Knowledge bomb time again as Dave told us why cars from Switzerland have stickers with CH on. GB, of course, means Great Britain; E meaning Espania; IRL for Ireland etc., but why CH for Switzerland? It's because the official title of the country is the Swiss Confederation, which was translated from Confœderatio Helvetica in Latin and abbreviated to CH for cars identification within the EU and web domains. Wikipedia offers an in-depth entry on why Switzerland is known as Helvetica. Incidentally, the word Helvetica seemed to resonate for another reason. In a knowledge bomb of my own, I can reveal that it's one of the standard fonts offered with Microsoft Word.
Our service station stop just north of the St. Gotthard Tunnel was nothing like Toddington on the M1!
Dave rang ahead to the Lauterbrunnen accommodation - a site called Camping Jungfrau, which describes itself as being "located at the feet of the world-famous mountain giants Eiger, Mönch and Jungfrau in the valley of the 72 Waterfalls. Even Johann Wolfgang von Goethe referred to the beauty of our valley in one of his poems" And we were not to be disappointed. Lauterbrunnen has to be one of the most spectacular places I've ever visited by coach. Before that, there was the small matter of the Brünig Pass to negotiate, which elevates to road to 1,008m above sea level.

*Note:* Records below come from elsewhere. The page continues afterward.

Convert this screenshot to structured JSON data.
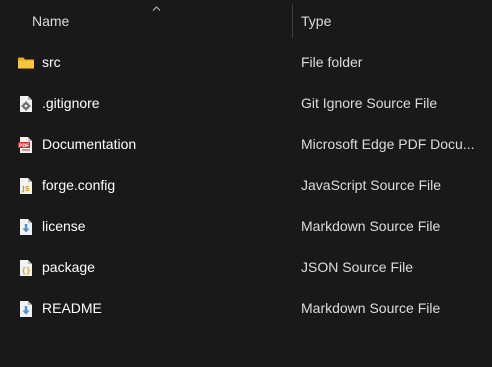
{
  "header": {
    "name_label": "Name",
    "type_label": "Type",
    "sort_icon": "sort-ascending-icon"
  },
  "files": [
    {
      "name": "src",
      "type": "File folder",
      "icon": "folder-icon"
    },
    {
      "name": ".gitignore",
      "type": "Git Ignore Source File",
      "icon": "gear-file-icon"
    },
    {
      "name": "Documentation",
      "type": "Microsoft Edge PDF Docu...",
      "icon": "pdf-file-icon"
    },
    {
      "name": "forge.config",
      "type": "JavaScript Source File",
      "icon": "js-file-icon"
    },
    {
      "name": "license",
      "type": "Markdown Source File",
      "icon": "markdown-file-icon"
    },
    {
      "name": "package",
      "type": "JSON Source File",
      "icon": "json-file-icon"
    },
    {
      "name": "README",
      "type": "Markdown Source File",
      "icon": "markdown-file-icon"
    }
  ],
  "colors": {
    "background": "#191919",
    "text": "#ffffff",
    "secondary_text": "#dcdcdc",
    "folder": "#f8c53a",
    "pdf": "#c8312f",
    "js": "#e8c33a",
    "markdown_arrow": "#4a8fd9"
  }
}
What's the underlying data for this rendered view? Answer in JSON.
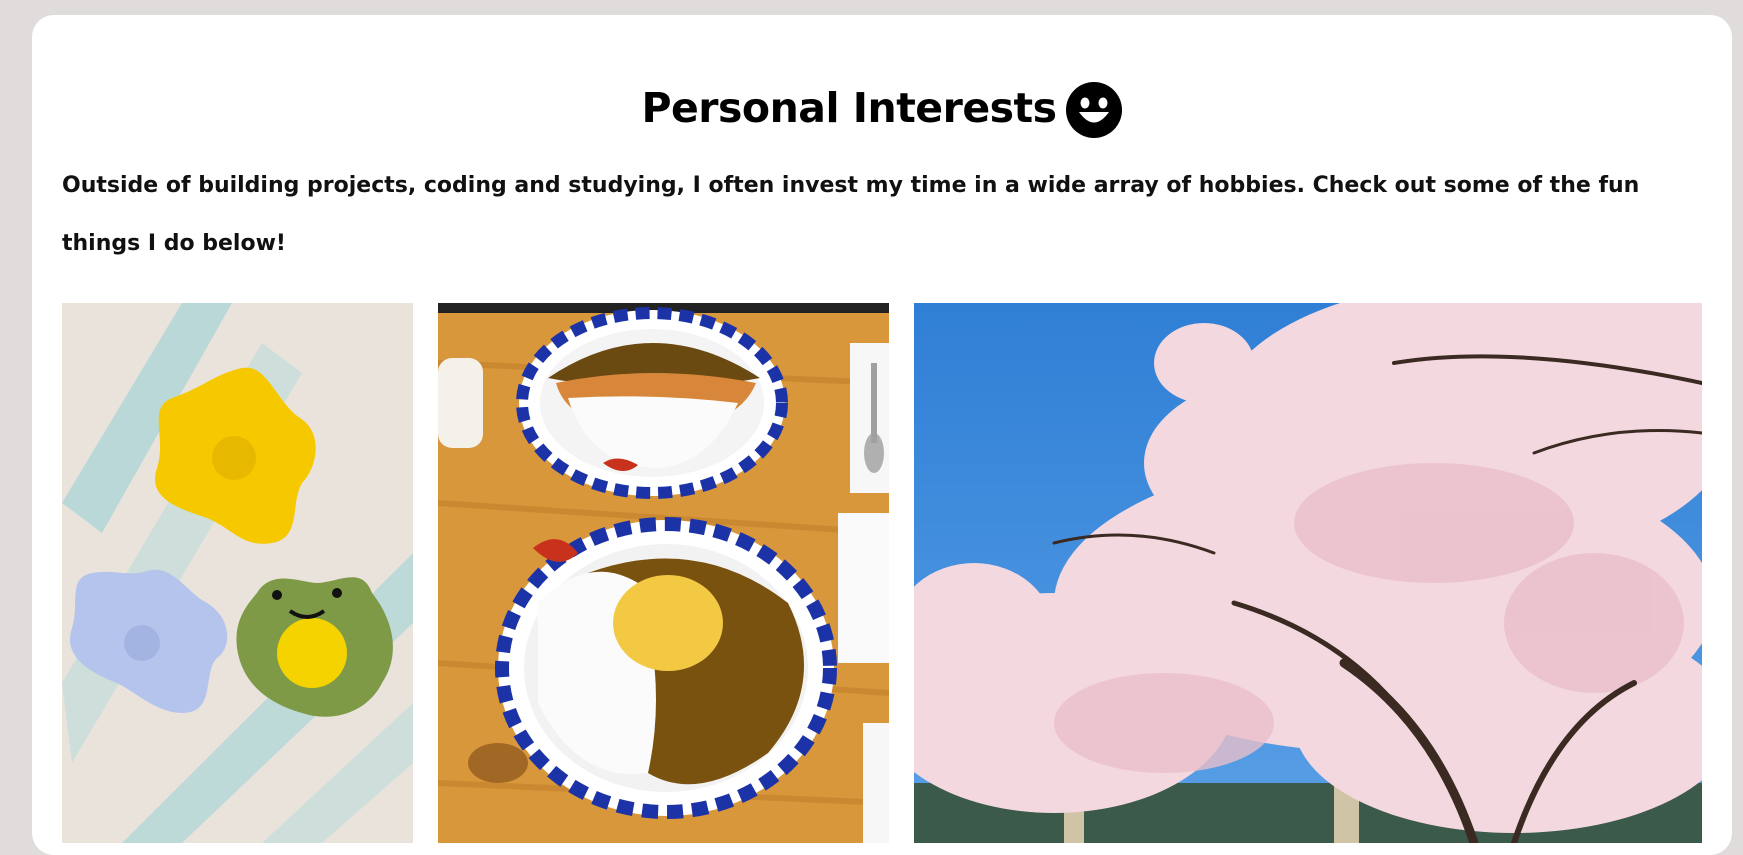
{
  "section": {
    "title": "Personal Interests",
    "title_icon": "smiley-face-icon",
    "intro": "Outside of building projects, coding and studying, I often invest my time in a wide array of hobbies. Check out some of the fun things I do below!"
  },
  "gallery": {
    "photos": [
      {
        "subject": "crochet-coasters",
        "icon": "crochet-photo"
      },
      {
        "subject": "curry-plates",
        "icon": "curry-photo"
      },
      {
        "subject": "cherry-blossoms",
        "icon": "cherry-blossom-photo"
      }
    ]
  },
  "colors": {
    "page_bg": "#e0dcdc",
    "card_bg": "#ffffff",
    "text": "#000000",
    "sky": "#2f7fd6",
    "blossom": "#f4d8df",
    "crochet_yellow": "#f5c800",
    "crochet_blue": "#b4c4ec",
    "crochet_green": "#7f9a46",
    "table_wood": "#d9973b",
    "plate_blue": "#1c33a8",
    "curry": "#7a5210"
  }
}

It was all very spectacular and our coach managed well through the winding roads and steep hills. Simon said that sometimes he could do with a little more power, but wasn't too concerned since their arrival was not timetable to-the-minute. Our arrival was expected, however, following Dave's phone call, and Lauterbrunnen is also Busabout's administrative centre. Upon our arrival, lots of Busabout people emerged from the woodwork (literally - wood cabins aplenty) and greeted the driver and guide. Moments later the coach from Paris arrived so there were double the hugs and handshakes.
No one on board our coach was leaving here the following day, except us. Being Australians, they all wanted to be far out and indulge in some very respectful paragliding and tandem skydiving from planes. We much preferred an evening of Swiss beer and cheese fondue before turning in for the night - to our individual wooden mini Swiss cabins - our feet always firmly on terra ferma. Incidentally, I can heartily recommend the cheese fondue - it was so strong, it reminded me of Vodka!
To be continued....